Fire opened the view across to Melbourne and Port Phillip Bay but look closer and you'll see that spiders have strung intricate webs on charcoal branches, insectivorous sundews carpet the ground and everywhere are new leaves, new mosses and new ferns.
- Melanie Ball
Food and wine
The fireplaces at Yea's Peppercorn Hotel warmed many a passing prospector in the 1860s, when the remote inn was a welcome sanctuary for fortune-hunters chasing the gold discovered here in 1859.
Food and wine
Almost 150 years later, the Peppercorn returned to its role as refuge when carloads of shell-shocked locals began arriving as firestorms raged across the countryside.
That night 70 local people - from elderly folk to toddlers - bedded down on the hotel's floor as bushfires blazed less than 10 kilometres away. ''We did what anyone would do; we fed them, found bedding and closed the hotel for a week to look after them,'' Peppercorn co-owner Grant Oppy says.
The countryside between Kinglake and Yea still bears the scars but the bush blooms with new life, too: hillsides stripped to the blackened skeletons of trees sport new foliage and velvety green grass covers rolling hills.
Like the landscape, the 30 communities affected by the tragedy are recovering: in devastated villages such as Flowerdale, the crisp air buzzes with the sounds of saws being used to build new homes.

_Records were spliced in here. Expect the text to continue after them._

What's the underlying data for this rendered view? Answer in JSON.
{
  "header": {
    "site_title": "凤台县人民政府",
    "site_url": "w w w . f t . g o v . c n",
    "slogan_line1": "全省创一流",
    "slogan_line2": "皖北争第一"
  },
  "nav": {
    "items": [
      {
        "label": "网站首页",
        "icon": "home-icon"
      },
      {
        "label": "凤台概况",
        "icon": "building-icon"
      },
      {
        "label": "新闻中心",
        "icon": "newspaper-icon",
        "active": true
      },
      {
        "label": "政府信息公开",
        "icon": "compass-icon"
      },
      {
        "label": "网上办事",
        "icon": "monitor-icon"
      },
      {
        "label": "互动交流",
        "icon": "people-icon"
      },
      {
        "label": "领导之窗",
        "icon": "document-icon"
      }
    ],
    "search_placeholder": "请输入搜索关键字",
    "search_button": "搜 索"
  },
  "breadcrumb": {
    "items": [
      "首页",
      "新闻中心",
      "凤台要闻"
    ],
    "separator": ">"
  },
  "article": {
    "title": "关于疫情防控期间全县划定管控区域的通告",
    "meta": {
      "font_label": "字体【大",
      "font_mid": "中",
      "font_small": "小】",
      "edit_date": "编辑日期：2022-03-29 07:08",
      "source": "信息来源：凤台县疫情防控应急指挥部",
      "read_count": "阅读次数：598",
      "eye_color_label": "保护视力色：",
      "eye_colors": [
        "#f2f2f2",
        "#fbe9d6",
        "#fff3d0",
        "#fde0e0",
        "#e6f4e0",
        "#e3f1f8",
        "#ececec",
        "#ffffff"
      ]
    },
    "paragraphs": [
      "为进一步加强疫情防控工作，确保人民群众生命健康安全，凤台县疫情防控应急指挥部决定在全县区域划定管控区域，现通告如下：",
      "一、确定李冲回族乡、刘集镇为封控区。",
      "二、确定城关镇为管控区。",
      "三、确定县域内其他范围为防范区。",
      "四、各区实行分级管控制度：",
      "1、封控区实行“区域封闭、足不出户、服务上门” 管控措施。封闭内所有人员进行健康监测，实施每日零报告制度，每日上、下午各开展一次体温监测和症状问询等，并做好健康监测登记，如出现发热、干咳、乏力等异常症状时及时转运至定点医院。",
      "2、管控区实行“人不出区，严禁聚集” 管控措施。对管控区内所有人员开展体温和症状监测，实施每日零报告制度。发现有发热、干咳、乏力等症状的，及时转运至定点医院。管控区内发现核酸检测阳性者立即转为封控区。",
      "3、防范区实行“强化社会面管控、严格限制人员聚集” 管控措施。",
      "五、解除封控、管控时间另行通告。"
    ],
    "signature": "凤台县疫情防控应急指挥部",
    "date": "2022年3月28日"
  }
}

It's busy too at the Peppercorn Hotel. A big screen in the Ned Kelly restaurant shows chef Cindy Oppy in the kitchen, working her culinary magic for the crowd, mostly locals. Generous servings and diverse menu choices make the Peppercorn the ''best pub in the world - or Victoria at least,'' one tells me.
The menu includes lamb-shank soup; fresh seafood platters and local angus steaks, a rich beef-and-burgundy pie is a slow-menu highlight and the seasonal menu includes such exotica as spiced duck with mandarins.

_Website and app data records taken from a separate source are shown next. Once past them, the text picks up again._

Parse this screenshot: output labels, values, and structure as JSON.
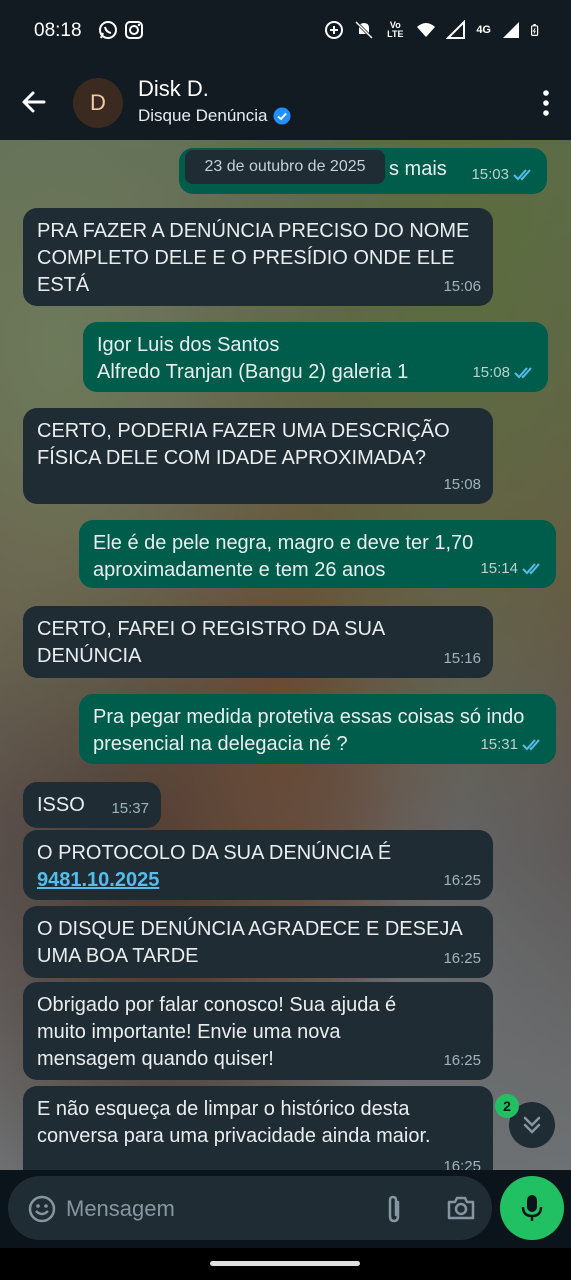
{
  "status_bar": {
    "time": "08:18",
    "network": "4G",
    "volte": "Vo LTE"
  },
  "header": {
    "avatar_initial": "D",
    "contact_name": "Disk D.",
    "contact_subtitle": "Disque Denúncia"
  },
  "chat": {
    "date_chip": "23 de outubro de 2025",
    "messages": [
      {
        "dir": "out",
        "text": "s mais",
        "time": "15:03"
      },
      {
        "dir": "in",
        "text": "PRA FAZER A DENÚNCIA PRECISO DO NOME COMPLETO DELE E O PRESÍDIO ONDE ELE ESTÁ",
        "time": "15:06"
      },
      {
        "dir": "out",
        "line1": "Igor Luis dos Santos",
        "line2": "Alfredo Tranjan (Bangu 2) galeria 1",
        "time": "15:08"
      },
      {
        "dir": "in",
        "text": "CERTO, PODERIA FAZER UMA DESCRIÇÃO FÍSICA DELE COM IDADE APROXIMADA?",
        "time": "15:08"
      },
      {
        "dir": "out",
        "text": "Ele é de pele negra, magro e deve ter 1,70 aproximadamente e tem 26 anos",
        "time": "15:14"
      },
      {
        "dir": "in",
        "text": "CERTO, FAREI O REGISTRO DA SUA DENÚNCIA",
        "time": "15:16"
      },
      {
        "dir": "out",
        "text": "Pra pegar medida protetiva essas coisas só indo presencial na delegacia né ?",
        "time": "15:31"
      },
      {
        "dir": "in",
        "text": "ISSO",
        "time": "15:37"
      },
      {
        "dir": "in",
        "text": "O PROTOCOLO DA SUA DENÚNCIA É",
        "link": "9481.10.2025",
        "time": "16:25"
      },
      {
        "dir": "in",
        "text": "O DISQUE DENÚNCIA AGRADECE E DESEJA UMA BOA TARDE",
        "time": "16:25"
      },
      {
        "dir": "in",
        "text": "Obrigado por falar conosco! Sua ajuda é muito importante! Envie uma nova mensagem quando quiser!",
        "time": "16:25"
      },
      {
        "dir": "in",
        "text": "E não esqueça de limpar o histórico desta conversa para uma privacidade ainda maior.",
        "time": "16:25"
      }
    ],
    "unread_badge": "2"
  },
  "composer": {
    "placeholder": "Mensagem"
  },
  "colors": {
    "incoming_bubble": "#1f2c34",
    "outgoing_bubble": "#005c4b",
    "accent_green": "#21c063",
    "link_blue": "#53bdeb",
    "read_ticks": "#53bdeb"
  },
  "icons": [
    "whatsapp-icon",
    "instagram-icon",
    "back-arrow-icon",
    "verified-badge-icon",
    "more-vert-icon",
    "double-check-icon",
    "chevrons-down-icon",
    "emoji-icon",
    "attach-icon",
    "camera-icon",
    "mic-icon"
  ]
}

Driving along roads hugged by bushland, farms, vineyards and olive groves, you happen upon more fine eateries, such as the Tea Rooms at Yarck, near Yea. There are no scones here, instead, on weekends, this quaint weatherboard building hums with diners savouring chef Pietro Porcu's exceptional Italian cuisine, from organic produce grown on his nearby farm.
Porcu, who divides his time between Yarck and his South Yarra restaurant, Da Noi, offers an ever-changing menu. There's always homemade pasta, maybe veal broth with prosciutto and parmesan-filled tortellini; wood-fired pizzas; roasted meats including lamb and kid and rustic dishes such as polenta with ragu of venison in red wine and a touch of chocolate.
Visitors can graze on culinary specialities across the region: nine trout farms were affected by the bushfires but most are operating now, as are olive groves, berry farms and wineries.
At Tallarook Farmers' Market, where kids are learning to make pizzas in the historic Mechanic's Institute, we stock up on local spuds, Donnybrook cheese, field mushrooms, honey, and free-range eggs and beef.
Winemaker Vitto Oles has a stall at which we pick up a few bottles of his excellent Rocky Passes Estate Syrah Cabernet. You can also drive to Oles's pretty property at Whiteheads Creek to taste vintages from the small vineyard tended by Oles and his partner, Candi Westney, while enjoying Sunday lunch.
This is premium wine-growing country: yields are small, the soil ancient and minerally and the cool climate produces stylish wines. Though many crops were smoke-affected during the bushfires, thanks to rain at ''all the right times'', 2010 has been a bumper year, Westney says.
Shelmerdine Winery at Tooborac makes for another good pit-stop, where you can taste full-bodied reds partnered with seasonally-inspired fare from the on-site Whistler cafe.
Beer-lovers are spoilt, too: the old stables at the Tooborac Hotel, a bluestone beauty dating from the 1850s, have been transformed into a micro-brewery producing flavoursome beers including Woodcutters Amber Ale and Stonemasons Pale Ale, good companions to the big steaks and rabbit pie on the pub's menu.
Life goes on, Grant Oppy says. ''The best thing that can happen to this region now is for people to come back and visit us,'' he says.
- Sandy Guy